Website and app data records:

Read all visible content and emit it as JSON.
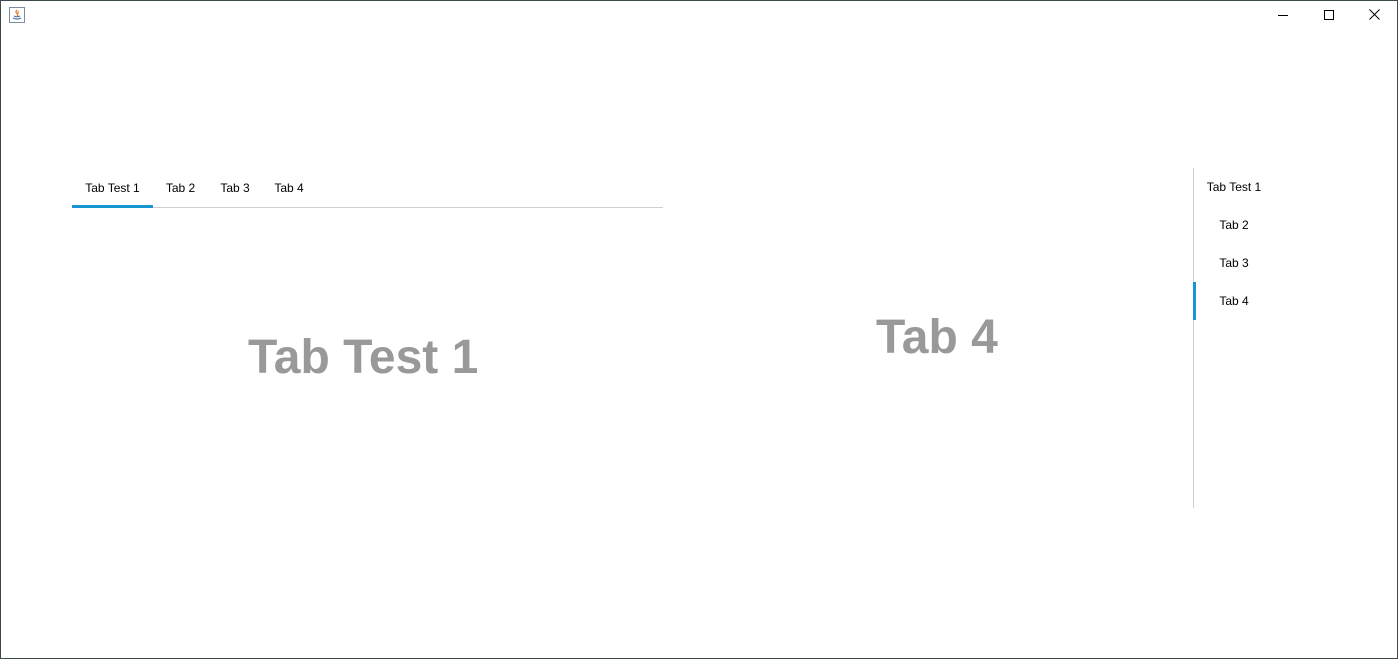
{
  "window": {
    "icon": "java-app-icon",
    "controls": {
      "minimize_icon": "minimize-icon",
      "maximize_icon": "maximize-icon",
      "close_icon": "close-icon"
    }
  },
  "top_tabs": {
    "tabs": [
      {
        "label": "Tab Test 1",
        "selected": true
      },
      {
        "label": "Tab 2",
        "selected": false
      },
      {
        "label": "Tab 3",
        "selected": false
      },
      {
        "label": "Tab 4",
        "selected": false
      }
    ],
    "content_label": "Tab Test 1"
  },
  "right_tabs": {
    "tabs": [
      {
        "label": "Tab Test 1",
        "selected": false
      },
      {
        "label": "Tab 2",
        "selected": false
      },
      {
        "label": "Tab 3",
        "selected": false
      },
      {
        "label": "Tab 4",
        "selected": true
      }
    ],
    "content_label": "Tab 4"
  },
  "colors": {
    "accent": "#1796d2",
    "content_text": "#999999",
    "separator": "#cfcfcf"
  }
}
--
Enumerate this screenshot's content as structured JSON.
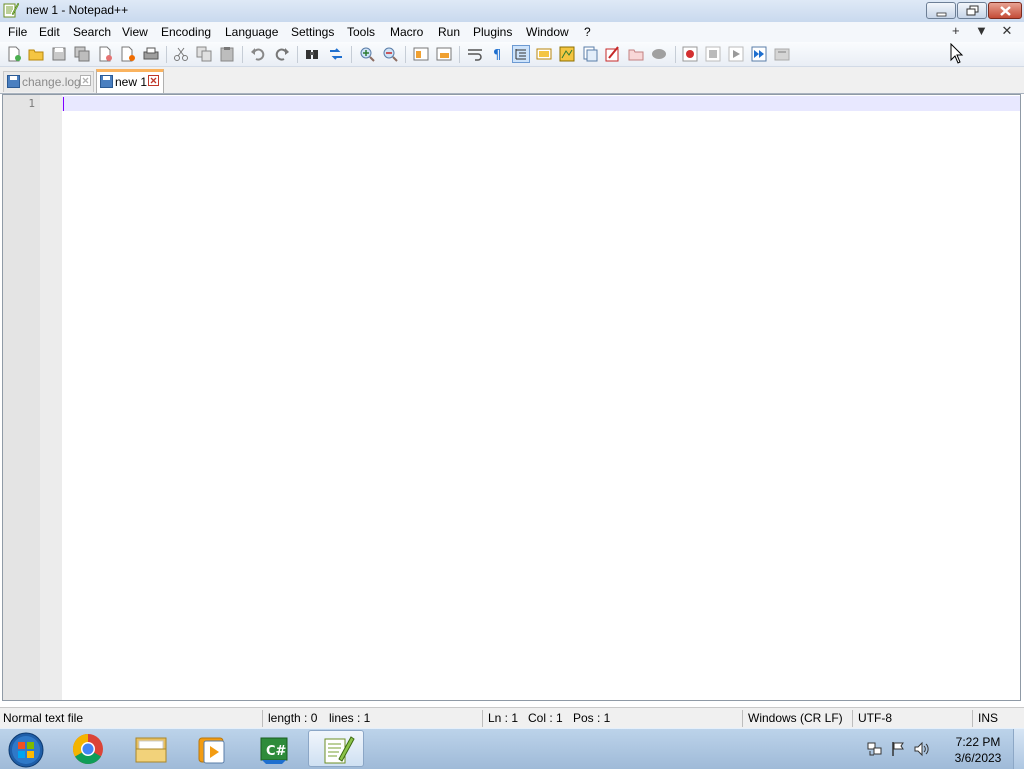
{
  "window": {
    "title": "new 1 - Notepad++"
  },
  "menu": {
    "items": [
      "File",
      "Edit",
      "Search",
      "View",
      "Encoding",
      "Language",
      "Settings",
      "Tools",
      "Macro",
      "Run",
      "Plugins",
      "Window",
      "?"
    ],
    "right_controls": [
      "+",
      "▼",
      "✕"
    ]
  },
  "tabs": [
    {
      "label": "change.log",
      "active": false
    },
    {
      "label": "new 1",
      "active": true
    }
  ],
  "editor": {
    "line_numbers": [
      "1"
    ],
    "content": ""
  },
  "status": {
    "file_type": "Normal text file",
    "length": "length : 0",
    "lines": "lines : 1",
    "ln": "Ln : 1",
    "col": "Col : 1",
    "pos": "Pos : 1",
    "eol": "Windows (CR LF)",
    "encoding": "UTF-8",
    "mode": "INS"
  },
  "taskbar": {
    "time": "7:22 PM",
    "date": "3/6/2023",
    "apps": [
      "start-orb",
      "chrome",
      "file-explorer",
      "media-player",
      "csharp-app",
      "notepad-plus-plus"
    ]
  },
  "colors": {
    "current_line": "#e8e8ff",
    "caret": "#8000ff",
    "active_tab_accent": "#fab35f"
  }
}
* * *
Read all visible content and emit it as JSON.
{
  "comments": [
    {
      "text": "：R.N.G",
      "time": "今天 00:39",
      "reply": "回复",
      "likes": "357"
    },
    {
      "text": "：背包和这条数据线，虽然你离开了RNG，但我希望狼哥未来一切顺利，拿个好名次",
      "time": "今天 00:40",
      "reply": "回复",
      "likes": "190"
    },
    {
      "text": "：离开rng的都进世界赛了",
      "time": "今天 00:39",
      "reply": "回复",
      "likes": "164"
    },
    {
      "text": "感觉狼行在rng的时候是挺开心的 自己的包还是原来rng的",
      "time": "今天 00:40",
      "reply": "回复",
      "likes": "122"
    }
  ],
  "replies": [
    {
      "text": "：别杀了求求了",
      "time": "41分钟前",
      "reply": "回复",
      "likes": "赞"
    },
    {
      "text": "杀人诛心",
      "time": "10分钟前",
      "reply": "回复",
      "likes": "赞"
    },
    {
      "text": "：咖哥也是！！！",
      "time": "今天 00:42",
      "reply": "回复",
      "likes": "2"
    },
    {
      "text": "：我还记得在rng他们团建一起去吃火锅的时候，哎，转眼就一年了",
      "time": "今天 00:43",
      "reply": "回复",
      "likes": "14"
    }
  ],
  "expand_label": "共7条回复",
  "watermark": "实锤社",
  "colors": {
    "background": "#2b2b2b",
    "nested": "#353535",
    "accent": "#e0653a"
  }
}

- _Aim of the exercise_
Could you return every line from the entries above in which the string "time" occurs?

- _Written reply_
    "time": "7:22 PM",
      "time": "今天 00:39",
      "time": "今天 00:40",
      "time": "今天 00:39",
      "time": "今天 00:40",
      "time": "41分钟前",
      "time": "10分钟前",
      "time": "今天 00:42",
      "time": "今天 00:43",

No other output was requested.